How they work, red flags, and scam prevention.
Posted: September 26, 2018 by Honor Rudd
(adapted from an article in The Mortgage Reports published March 6, 2018)
How it works
- The scammer copies and pastes information from a legitimate rental ad, and then offers a price that’s literally “too good to be true.”
- If you respond to the fake ad, the scammer may invite you to drive by the property to view the exterior. What they will not do is give you a tour of the interior. That’s because they are “on vacation” or otherwise unavailable to show the place.
- If you decide to move forward, the con artist will ask you to wire the first month’s rent and a security deposit via Western Union, PayPal or even iTunes.
- Once that happens, kiss your money goodbye.
- Some victims don’t even realize they’ve been conned until they show up with a moving van and discover that someone else is already living in the unit.
- You don’t get a tour of the unit’s interior by the landlord, broker or building manager.
- The “owner” insists on payment in advance and wants the funds sent by wire transfer.
- Also, the listing details may be vague or not match up with the neighborhood or building. (For example, the ad might mention a large swimming pool in a neighborhood with tiny lots.)
- A dead giveaway is when listing photos have MLS watermarks. This indicates that whoever posted the ad doesn’t have the original photos and, therefore, probably doesn’t own the property.
- Perform a reverse image scan of the photos. You can right-click the images and select “Search Google for image” to see if the pictures have been used elsewhere.
- Legitimate landlords will arrange a tour of the interior. And they will usually accept a personal check, cashier’s check or money order for the first month’s rent and security.

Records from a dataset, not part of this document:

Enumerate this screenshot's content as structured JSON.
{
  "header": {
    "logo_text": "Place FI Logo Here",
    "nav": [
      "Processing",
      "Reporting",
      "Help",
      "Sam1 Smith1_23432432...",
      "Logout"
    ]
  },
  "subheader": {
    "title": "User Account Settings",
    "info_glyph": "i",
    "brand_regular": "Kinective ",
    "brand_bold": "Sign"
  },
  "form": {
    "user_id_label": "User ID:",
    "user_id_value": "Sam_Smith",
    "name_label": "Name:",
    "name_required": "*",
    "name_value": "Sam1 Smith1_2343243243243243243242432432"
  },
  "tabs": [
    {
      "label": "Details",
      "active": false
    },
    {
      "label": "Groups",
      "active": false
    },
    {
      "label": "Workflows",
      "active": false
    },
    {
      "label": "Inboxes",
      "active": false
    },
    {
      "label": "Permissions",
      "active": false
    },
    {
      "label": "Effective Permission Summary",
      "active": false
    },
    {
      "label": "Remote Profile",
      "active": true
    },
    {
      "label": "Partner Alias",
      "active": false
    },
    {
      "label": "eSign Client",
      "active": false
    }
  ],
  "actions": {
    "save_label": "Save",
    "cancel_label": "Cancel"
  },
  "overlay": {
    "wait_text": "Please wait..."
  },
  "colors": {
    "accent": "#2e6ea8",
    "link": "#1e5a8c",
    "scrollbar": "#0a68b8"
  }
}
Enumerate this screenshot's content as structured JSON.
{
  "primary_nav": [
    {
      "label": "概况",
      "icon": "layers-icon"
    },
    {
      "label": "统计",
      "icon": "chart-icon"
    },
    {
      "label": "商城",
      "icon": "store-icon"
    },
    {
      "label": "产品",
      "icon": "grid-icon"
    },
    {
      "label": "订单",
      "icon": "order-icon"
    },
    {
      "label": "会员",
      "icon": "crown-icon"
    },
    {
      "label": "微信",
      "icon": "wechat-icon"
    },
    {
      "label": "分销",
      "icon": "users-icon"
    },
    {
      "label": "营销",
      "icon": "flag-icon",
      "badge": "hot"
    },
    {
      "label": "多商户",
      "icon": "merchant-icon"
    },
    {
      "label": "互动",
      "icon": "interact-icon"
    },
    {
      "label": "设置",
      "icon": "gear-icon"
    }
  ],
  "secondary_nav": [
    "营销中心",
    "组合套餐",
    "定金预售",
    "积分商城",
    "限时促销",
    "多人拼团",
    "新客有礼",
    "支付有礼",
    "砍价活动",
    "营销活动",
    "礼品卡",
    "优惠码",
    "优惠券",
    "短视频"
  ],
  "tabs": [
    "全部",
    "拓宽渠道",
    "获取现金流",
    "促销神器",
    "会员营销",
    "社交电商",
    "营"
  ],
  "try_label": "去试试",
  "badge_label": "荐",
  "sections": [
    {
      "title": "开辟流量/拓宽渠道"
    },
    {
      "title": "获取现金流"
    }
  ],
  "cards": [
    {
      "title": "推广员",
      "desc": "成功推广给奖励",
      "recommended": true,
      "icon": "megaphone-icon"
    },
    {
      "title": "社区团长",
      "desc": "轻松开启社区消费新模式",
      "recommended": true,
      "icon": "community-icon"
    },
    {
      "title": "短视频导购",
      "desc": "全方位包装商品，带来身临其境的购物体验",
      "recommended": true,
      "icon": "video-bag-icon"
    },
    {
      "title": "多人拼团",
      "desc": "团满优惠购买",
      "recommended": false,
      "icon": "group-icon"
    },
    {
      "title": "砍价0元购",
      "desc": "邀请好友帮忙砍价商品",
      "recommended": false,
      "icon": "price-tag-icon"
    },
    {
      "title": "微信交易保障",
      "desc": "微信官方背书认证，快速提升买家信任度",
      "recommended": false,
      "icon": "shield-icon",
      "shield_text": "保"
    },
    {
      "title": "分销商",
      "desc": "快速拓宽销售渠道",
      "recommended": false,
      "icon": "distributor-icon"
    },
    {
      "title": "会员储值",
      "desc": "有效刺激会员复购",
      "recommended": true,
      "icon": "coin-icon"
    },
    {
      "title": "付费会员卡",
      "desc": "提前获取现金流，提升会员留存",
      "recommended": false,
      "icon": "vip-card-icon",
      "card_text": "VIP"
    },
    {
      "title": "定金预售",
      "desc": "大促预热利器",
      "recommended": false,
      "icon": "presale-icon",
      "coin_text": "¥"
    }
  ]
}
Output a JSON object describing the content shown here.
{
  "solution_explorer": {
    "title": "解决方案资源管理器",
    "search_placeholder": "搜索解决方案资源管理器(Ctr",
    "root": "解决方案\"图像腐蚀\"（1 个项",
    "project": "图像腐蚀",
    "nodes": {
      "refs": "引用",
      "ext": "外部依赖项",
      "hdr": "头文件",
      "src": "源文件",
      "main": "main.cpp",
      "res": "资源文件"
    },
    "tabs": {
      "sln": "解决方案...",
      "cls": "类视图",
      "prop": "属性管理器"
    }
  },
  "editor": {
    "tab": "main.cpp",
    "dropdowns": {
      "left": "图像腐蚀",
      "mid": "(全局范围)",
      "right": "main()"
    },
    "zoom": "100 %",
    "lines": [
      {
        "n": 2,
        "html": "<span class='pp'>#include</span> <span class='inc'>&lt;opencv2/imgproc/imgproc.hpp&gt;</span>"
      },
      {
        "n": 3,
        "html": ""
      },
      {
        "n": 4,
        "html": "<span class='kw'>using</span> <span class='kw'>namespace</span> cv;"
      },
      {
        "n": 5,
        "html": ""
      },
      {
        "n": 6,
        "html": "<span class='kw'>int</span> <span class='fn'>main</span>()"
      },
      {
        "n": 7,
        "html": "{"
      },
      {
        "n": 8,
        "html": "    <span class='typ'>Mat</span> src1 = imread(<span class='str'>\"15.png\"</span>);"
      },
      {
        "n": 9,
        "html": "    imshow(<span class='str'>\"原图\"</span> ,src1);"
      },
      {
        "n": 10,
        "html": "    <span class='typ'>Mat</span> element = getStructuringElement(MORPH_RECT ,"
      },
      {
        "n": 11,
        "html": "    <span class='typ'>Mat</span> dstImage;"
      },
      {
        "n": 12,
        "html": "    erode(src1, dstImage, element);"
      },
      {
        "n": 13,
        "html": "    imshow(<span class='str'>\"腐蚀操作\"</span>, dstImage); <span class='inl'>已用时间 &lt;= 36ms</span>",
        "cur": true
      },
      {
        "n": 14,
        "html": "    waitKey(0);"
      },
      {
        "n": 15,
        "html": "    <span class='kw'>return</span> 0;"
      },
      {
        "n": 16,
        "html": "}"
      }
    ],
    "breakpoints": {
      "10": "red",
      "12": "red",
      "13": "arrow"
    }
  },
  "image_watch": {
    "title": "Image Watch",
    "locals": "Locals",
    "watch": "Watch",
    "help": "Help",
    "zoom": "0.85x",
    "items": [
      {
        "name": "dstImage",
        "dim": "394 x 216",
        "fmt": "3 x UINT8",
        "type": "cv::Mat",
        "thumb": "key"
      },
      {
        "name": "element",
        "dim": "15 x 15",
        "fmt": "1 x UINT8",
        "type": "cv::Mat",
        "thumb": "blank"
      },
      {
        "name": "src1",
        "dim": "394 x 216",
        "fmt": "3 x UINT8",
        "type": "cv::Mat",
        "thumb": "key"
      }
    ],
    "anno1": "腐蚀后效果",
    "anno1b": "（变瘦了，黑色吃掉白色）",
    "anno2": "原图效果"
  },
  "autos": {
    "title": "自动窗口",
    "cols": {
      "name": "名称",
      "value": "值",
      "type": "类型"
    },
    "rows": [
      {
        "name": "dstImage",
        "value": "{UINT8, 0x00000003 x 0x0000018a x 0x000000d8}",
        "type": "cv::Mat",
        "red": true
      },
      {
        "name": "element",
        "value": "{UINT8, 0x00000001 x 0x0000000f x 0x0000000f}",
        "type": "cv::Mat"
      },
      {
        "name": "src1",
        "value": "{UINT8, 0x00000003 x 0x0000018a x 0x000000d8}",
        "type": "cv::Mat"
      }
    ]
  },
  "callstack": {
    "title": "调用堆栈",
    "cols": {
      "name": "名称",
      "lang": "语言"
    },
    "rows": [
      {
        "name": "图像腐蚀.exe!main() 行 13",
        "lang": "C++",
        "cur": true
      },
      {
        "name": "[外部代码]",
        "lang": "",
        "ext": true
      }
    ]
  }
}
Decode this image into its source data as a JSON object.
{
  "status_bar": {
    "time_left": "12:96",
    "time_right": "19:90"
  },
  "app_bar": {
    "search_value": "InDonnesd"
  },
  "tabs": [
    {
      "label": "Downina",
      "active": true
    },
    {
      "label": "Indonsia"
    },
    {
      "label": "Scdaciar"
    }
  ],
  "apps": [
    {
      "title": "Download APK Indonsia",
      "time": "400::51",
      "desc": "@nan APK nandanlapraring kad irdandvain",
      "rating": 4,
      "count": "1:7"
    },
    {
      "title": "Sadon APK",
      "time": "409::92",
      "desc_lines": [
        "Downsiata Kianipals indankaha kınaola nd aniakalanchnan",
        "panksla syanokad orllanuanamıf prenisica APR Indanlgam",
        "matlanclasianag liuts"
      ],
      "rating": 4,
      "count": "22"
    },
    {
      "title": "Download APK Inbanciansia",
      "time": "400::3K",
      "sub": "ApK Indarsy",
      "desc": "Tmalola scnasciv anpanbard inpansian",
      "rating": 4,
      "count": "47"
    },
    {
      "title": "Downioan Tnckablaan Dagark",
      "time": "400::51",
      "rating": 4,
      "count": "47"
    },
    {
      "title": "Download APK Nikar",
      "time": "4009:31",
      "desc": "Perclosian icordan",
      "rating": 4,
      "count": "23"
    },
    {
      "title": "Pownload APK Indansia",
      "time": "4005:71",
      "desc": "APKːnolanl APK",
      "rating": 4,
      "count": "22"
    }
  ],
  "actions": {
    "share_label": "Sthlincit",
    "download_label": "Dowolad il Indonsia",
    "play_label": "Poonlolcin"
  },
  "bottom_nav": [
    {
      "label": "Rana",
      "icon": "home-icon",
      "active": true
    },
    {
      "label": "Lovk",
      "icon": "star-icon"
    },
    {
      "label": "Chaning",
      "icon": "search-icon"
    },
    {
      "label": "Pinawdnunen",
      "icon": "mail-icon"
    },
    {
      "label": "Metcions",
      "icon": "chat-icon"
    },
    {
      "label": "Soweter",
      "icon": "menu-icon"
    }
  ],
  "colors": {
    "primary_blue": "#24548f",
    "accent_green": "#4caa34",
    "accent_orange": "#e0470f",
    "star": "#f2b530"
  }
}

- Never send advanced payment! Money shouldn’t change hands until a lease is signed.